# [WHAT YOU NEED TO DO]
Would you set down all of the entries below exactly as they stand?

Stored items from a collection
------------------------
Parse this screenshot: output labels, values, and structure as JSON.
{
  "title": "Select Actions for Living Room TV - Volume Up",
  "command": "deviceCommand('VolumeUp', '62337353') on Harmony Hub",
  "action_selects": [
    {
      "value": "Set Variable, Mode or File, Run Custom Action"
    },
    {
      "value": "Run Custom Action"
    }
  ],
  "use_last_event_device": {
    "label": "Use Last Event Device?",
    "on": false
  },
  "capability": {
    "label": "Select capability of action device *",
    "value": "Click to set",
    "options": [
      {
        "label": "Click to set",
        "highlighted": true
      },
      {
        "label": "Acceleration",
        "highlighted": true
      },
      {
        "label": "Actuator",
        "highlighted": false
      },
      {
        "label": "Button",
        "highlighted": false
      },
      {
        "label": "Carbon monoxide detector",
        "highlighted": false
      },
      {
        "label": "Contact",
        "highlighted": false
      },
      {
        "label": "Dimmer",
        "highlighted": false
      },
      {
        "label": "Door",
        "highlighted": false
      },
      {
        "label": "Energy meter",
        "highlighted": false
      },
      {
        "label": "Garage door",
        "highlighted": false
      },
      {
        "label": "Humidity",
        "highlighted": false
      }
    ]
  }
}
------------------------
# [FINISHED EXERCISE]
Parse this screenshot: output labels, values, and structure as JSON.
{
  "title": "Select Actions for Living Room TV - Volume Up",
  "command": "deviceCommand('VolumeUp', '62337353') on Harmony Hub",
  "action_selects": [
    {
      "value": "Set Variable, Mode or File, Run Custom Action"
    },
    {
      "value": "Run Custom Action"
    }
  ],
  "use_last_event_device": {
    "label": "Use Last Event Device?",
    "on": false
  },
  "capability": {
    "label": "Select capability of action device *",
    "value": "Click to set",
    "options": [
      {
        "label": "Click to set",
        "highlighted": true
      },
      {
        "label": "Acceleration",
        "highlighted": true
      },
      {
        "label": "Actuator",
        "highlighted": false
      },
      {
        "label": "Button",
        "highlighted": false
      },
      {
        "label": "Carbon monoxide detector",
        "highlighted": false
      },
      {
        "label": "Contact",
        "highlighted": false
      },
      {
        "label": "Dimmer",
        "highlighted": false
      },
      {
        "label": "Door",
        "highlighted": false
      },
      {
        "label": "Energy meter",
        "highlighted": false
      },
      {
        "label": "Garage door",
        "highlighted": false
      },
      {
        "label": "Humidity",
        "highlighted": false
      }
    ]
  }
}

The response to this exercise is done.